(Records supplied)
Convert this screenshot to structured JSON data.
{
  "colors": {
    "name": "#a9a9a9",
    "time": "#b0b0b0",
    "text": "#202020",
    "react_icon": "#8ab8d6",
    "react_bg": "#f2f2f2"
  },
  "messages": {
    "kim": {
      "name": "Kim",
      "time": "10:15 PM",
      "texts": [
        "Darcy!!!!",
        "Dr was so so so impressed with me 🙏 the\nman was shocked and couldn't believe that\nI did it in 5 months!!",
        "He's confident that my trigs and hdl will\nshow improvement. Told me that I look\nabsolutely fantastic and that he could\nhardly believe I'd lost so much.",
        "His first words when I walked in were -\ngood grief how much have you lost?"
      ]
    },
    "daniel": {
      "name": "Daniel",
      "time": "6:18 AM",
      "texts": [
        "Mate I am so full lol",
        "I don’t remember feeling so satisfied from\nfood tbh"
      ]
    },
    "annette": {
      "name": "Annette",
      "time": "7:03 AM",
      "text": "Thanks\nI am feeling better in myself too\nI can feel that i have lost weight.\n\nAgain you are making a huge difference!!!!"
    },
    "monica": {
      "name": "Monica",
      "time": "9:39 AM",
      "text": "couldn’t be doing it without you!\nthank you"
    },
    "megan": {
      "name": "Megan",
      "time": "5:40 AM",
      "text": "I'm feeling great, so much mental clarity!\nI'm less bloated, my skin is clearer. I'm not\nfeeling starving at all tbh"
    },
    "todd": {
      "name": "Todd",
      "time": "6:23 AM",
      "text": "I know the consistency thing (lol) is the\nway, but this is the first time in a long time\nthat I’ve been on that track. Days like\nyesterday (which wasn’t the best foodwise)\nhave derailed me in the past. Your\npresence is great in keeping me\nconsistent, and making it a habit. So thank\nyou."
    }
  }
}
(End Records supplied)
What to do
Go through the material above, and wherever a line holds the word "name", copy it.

Answer space
    "name": "#a9a9a9",
      "name": "Kim",
      "name": "Daniel",
      "name": "Annette",
      "name": "Monica",
      "name": "Megan",
      "name": "Todd",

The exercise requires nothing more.